The Life Lesson of Losing It All

It was a grueling 8 hour bus ride stretching across the Spanish country side.  Fueled with an odd mix of excitment and physical exhaustion, I was finally making my way back home to the United States after being gone for more than half a year.  I rode on a bus from Madrid to Barcelona, where I would then fly from Barcelona to Rome to Boston to New York, and then finally to Cincinnati.  I spent the 8 hours quietly reflecting on all the awesome memories I had just made; how quickly my life turned up-side-down from suburban Cincinnati to the sprawling Spanish lifestyle.

The bus finally arrived mid-afternoon in Barcelona, I went to the side of he charter bus to retrieve my luggage, only to see that is was not there.  Instantly, it hit me someone stole my luggage–the carrier that held all of my possessions.  My laptop, all my clothes, my shoes, toil nail clippers, tooth brush, and family gifts; everything.  I was left with nothing but the clothes on my back, a couple of books for the ride, and fortunately my passport
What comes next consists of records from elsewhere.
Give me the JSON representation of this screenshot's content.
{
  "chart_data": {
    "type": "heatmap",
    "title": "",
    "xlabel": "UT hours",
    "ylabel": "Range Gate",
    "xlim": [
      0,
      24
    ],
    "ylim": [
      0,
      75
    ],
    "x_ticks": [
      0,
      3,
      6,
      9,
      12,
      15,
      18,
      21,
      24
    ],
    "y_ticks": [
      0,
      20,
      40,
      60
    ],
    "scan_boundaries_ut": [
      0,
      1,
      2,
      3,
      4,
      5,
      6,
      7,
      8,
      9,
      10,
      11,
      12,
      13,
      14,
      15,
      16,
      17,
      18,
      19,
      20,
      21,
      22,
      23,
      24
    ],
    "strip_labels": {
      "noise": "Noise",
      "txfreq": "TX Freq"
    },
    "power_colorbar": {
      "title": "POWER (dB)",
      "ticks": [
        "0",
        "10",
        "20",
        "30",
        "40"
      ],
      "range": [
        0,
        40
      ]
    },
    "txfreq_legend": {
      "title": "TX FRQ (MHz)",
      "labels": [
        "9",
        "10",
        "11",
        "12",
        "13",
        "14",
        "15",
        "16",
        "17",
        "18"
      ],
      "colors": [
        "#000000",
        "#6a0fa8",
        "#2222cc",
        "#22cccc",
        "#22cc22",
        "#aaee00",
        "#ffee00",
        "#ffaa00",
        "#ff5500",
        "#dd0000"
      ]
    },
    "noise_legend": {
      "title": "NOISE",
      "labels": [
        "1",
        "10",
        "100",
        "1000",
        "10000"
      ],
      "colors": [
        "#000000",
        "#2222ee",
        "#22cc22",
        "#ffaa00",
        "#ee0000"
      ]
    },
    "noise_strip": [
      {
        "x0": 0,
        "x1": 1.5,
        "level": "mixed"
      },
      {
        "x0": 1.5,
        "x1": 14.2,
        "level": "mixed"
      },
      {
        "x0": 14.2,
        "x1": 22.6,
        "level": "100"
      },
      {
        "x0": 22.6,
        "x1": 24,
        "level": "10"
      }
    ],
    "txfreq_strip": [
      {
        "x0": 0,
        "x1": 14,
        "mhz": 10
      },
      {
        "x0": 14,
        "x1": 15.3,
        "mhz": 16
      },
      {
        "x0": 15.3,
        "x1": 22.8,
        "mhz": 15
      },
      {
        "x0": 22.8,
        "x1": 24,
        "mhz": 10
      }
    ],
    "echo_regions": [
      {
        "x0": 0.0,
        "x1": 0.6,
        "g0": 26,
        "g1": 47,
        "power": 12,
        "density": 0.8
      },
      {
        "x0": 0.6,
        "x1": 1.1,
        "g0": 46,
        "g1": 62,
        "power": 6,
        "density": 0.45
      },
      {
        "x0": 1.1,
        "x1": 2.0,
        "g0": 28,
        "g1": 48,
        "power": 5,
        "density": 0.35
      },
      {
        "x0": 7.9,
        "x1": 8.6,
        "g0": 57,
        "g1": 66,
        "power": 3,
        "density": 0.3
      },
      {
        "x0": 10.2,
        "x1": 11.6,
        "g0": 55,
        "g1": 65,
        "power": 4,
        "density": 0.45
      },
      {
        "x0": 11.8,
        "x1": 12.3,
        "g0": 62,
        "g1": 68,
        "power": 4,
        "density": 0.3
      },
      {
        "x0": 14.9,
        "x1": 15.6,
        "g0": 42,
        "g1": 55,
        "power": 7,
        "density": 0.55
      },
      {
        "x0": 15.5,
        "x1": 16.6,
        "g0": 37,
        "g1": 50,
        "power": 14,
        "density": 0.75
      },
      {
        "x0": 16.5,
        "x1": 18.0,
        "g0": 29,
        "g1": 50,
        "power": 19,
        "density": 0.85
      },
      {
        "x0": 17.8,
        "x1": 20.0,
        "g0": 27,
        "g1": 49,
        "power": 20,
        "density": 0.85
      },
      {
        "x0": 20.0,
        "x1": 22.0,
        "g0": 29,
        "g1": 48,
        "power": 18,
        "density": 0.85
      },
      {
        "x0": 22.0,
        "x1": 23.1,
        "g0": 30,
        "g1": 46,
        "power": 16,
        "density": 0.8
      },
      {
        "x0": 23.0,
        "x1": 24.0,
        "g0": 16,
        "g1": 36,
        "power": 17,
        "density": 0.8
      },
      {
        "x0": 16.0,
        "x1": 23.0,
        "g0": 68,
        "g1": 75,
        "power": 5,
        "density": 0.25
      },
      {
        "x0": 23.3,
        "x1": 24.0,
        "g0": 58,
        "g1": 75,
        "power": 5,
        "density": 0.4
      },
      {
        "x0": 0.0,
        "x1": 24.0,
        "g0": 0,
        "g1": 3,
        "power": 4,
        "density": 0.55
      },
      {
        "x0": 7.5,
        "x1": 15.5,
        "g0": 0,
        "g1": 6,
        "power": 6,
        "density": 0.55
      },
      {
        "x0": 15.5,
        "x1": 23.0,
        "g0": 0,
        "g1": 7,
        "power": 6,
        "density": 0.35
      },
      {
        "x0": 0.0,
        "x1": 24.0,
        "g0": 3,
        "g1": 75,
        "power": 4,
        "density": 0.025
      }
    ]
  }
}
I stood motionless disbelief while feelings of distress swelled.  Why me, why now?  I was just about to be home in what felt like ages, why did this have to occur now.  I paced back-n-forth frantically trying to muster up some ideas of what I could do.  I walked over to the local booth to report the stolen lugagge, yet I could tell by the look in their eyes that these sorts of things had happened before, and retrievals were next to nil.

I walked away and an odd feeling emerged.  I slowly let out a wide grin and took deep cleansing sigh of relief.  As crazy as it sounds, it felt pretty good; I felt relieved.  There went all my possessions: my shoes, socks and underwear, my favorite shirts throughout the years, Christmas presents for my family, my computer that I had spent years adding to my music collection and personal documents–all gone–and yet then, only then, I finally felt free from the shackles of possessions.

I realized that that ‘stuff’ didn’t define me.  I looked back at the collection of experiences and memories I had just made over the past half year, and couldn’t help but feel a sense of magnitude that those played over my other ‘stuff.’  I then started laughing.  A feeling of elation swelled within me.  Those things wouldn’t define me; they weighed me down with distractions of things that seemed important, when really it was only experiences in life I was looking for.

Do you remember the jeans you wore 10 years ago?  The Nikes you rocked and spent hours to keep fresh and clean?  I bet not.  I certainly dont.  Sense of self is nothing but a collection of memories and experiences strung together.  Do everything you can to make them good ones.  Life is like writing a book; make yours as interesting as possible.